ACS's sales increased 6%, to $6.5 billion, for its fiscal year ended June 30. It's one of the largest processors of Medicare claims, along with HP's EDS unit. "There's no doubt it's good news that they're critical to health-care IT. This is where the money is being spent," says Burns. ACS, which tried to sell itself two years ago to private equity firm Cerberus Capital Management before the deal fell through, had been anticipated by bankers again this year to be an acquisition candidate.
By selling more consulting and outsourcing services, hardware companies like Xerox and Dell hope to counteract declining hardware revenues. Corporate purchases of copiers and printers are expected to remain flat for the foreseeable future, and worldwide PC sales are expected to decline 2% in 2009, according to market researcher Gartner (IT). Meanwhile, sales of IT services grew 8.2% in 2008 to $806 billion. Services contracts can tie customers to vendors for longer periods of time than hardware sales can, says Dane Anderson, a Gartner analyst.
Behind E-ZPass, Too
Investors are also starting to reward technology companies that diversify as a way to guard revenues during downturns, says banker Gebaide. "We've been in a world where specialty plays have been the pinnacle of how companies are analyzed," he says, referring to the tendency to focus narrowly on given markets or product lines. Now, companies that combine hardware, software, and services "will have a lot more places to be protected."
So far, Xerox's role in the so-called business process outsourcing market has been minimal. Of the company's $3.5 billion in annual services revenue, $3.2 billion came from maintaining and managing printers and other office machines, according to Burns. About $300 million has been from "more advanced" process outsourcing services akin to what ACS does.
Burns' bet is that Xerox can apply its globally recognized brand and worldwide sales presence to expand ACS into Britain, Germany, Spain, and other parts of the world. About 92% of the Dallas-based company's revenues come from the U.S. "The rest of the world doesn't even know who ACS is," she says. Xerox also plans to use its technology for computerized scanning and organization of documents to improve such ACS tasks as operating the E-ZPass automated toll system, or processing insurance paperwork.
Xerox expects to save $300 million to $400 million in the first three years after the deal closes in the first quarter of 2010, and said the deal will add to profits in the first year after it's completed. On Sept. 28, shares of Xerox closed down 1.30, or 14.4%, at 7.68. ACS shares gained 6.61, or 14%, to close at 53.86.
Xerox's ACS buyout arrives amid a flurry of post-Labor Day dealmaking. In technology, Adobe Systems (ADBE), Intuit (INTU), and Google (GOOG) each announced acquisitions this month. In pharmaceuticals, Abbott Labs (ABT) said on Sept. 21 it would acquire the drug and vaccine business of Belgian chemical company Solvay for $6.6 billion.

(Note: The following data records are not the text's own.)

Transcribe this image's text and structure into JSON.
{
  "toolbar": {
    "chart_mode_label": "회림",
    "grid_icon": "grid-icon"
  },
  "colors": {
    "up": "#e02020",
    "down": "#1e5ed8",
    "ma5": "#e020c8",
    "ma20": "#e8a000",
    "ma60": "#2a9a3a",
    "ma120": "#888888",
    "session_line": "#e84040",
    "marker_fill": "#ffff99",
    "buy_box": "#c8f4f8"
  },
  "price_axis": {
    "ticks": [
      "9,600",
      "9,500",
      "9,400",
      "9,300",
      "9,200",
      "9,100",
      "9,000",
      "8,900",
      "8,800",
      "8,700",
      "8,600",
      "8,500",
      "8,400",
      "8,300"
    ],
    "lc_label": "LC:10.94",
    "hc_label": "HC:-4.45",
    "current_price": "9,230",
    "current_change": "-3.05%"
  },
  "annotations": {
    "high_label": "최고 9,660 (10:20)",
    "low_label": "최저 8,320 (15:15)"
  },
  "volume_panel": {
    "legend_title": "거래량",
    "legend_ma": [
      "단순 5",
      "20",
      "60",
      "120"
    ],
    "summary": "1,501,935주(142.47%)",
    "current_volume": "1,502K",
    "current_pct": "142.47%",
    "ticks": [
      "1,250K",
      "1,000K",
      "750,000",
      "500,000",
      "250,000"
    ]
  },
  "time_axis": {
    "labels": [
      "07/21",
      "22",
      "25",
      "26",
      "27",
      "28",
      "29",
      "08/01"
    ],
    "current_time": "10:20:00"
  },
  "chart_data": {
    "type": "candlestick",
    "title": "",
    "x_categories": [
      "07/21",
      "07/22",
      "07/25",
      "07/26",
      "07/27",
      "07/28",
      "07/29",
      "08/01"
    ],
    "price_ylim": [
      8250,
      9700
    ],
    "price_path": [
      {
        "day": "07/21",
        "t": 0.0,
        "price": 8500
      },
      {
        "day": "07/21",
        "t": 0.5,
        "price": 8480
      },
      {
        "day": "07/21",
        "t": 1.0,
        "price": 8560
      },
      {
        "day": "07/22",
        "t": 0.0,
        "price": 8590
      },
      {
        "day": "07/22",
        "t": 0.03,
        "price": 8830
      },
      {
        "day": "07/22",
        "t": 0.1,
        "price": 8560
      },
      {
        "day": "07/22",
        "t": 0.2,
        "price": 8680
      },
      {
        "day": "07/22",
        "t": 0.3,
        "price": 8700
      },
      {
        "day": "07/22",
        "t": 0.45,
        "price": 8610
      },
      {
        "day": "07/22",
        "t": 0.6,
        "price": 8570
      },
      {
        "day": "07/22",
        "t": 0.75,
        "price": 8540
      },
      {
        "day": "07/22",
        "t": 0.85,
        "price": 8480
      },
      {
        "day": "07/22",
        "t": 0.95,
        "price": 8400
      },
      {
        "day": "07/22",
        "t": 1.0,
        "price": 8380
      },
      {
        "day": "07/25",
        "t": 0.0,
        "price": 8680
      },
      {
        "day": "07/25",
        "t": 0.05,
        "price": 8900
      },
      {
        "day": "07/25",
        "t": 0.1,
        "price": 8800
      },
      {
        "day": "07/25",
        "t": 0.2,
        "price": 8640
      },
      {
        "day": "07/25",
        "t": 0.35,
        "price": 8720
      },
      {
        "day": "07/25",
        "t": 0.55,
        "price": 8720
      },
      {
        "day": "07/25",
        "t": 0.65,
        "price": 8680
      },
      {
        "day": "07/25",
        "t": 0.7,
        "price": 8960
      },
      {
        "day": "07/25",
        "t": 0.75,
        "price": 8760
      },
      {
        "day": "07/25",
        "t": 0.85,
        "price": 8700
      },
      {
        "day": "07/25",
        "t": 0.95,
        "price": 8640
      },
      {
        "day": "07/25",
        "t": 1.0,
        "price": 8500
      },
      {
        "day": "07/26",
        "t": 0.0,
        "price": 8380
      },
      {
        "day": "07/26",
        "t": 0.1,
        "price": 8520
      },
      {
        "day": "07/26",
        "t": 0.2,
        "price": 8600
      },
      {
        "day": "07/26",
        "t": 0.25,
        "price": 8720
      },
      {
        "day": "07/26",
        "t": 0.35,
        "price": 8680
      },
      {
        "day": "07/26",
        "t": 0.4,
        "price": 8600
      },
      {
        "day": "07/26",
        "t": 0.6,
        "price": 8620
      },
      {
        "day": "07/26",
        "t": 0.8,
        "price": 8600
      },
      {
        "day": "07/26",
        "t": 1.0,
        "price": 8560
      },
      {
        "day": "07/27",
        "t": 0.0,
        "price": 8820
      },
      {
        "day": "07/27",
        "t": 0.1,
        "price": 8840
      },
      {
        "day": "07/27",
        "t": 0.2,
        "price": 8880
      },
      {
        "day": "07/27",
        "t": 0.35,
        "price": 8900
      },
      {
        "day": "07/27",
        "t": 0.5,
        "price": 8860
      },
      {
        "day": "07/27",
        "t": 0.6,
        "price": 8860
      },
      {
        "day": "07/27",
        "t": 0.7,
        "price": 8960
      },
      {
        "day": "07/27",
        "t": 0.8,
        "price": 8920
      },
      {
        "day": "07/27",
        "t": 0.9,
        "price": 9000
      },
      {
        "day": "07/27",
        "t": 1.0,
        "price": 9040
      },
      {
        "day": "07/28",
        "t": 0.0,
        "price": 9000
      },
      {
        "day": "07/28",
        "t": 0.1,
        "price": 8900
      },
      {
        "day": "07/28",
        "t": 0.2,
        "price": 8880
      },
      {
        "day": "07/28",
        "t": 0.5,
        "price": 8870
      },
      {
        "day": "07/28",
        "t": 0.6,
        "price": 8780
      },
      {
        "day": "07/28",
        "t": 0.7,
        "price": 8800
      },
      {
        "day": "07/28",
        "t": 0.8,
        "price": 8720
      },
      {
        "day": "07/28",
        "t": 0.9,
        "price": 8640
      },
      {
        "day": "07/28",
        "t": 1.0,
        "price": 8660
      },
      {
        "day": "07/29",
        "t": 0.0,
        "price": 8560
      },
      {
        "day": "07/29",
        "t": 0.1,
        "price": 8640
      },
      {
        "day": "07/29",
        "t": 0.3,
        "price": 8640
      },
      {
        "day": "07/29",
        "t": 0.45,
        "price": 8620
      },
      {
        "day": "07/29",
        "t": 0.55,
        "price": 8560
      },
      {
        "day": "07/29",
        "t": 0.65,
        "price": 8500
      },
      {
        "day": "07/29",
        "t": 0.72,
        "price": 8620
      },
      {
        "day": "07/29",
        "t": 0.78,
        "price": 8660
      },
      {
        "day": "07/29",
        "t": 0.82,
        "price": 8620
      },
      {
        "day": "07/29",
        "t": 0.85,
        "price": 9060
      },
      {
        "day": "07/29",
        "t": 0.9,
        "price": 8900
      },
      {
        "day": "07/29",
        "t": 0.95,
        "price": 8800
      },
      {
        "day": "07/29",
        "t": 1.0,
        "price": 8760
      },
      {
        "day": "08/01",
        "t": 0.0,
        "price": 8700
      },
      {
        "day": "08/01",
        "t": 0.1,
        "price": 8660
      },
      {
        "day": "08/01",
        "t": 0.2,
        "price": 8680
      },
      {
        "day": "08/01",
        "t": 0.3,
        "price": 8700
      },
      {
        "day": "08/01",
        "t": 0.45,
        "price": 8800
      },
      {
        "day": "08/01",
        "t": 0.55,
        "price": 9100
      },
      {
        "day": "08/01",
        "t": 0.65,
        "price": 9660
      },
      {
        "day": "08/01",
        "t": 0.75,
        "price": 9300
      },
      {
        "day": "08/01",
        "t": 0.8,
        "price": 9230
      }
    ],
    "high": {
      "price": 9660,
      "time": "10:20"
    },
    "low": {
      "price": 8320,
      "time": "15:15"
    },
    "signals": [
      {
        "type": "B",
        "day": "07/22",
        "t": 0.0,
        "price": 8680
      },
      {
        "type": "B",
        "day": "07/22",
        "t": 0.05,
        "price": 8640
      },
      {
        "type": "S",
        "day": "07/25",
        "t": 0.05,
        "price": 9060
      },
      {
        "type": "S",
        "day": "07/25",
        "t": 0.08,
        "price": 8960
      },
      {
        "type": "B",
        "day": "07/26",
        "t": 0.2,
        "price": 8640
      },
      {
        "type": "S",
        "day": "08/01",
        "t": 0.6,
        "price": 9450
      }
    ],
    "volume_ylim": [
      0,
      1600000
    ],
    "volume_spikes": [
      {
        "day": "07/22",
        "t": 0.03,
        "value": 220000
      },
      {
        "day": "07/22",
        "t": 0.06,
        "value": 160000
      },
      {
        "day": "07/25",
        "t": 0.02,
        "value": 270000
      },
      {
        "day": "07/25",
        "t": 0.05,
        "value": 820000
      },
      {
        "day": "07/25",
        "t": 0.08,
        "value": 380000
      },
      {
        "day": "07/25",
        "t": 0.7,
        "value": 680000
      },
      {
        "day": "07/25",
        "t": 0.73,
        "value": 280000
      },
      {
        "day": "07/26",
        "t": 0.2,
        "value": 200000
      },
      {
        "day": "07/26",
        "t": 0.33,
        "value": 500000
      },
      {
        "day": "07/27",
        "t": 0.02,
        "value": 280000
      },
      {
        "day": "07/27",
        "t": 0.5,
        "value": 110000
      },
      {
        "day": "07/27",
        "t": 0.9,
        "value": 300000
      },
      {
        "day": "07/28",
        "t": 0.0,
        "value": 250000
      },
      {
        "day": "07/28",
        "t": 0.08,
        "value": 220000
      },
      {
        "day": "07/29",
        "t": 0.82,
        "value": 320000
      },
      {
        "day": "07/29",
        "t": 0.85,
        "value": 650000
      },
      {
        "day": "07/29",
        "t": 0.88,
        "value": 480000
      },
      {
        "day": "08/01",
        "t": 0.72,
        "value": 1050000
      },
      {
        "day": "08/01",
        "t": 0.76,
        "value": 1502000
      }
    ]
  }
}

Burns and her team at Xerox aren't known as dealmakers, and bankers point out that the company will likely have its hands full folding in ACS, which has 74,000 employees, compared with Xerox's 54,000. Burns argues that Xerox plans to run ACS as a standalone business, and can eliminate people from its processes. "It won't be tough at all because we have no intention of integrating it," she says.
Xerox, an icon of American business whose name is synonymous with photocopying, has been making a slow climb back from its nadir in 2001. If the company finally hopes to prove to investors that it's retooling for the Digital Age, it will need to diversify much more carefully than the last time it tried expanding beyond its bread-and-butter business.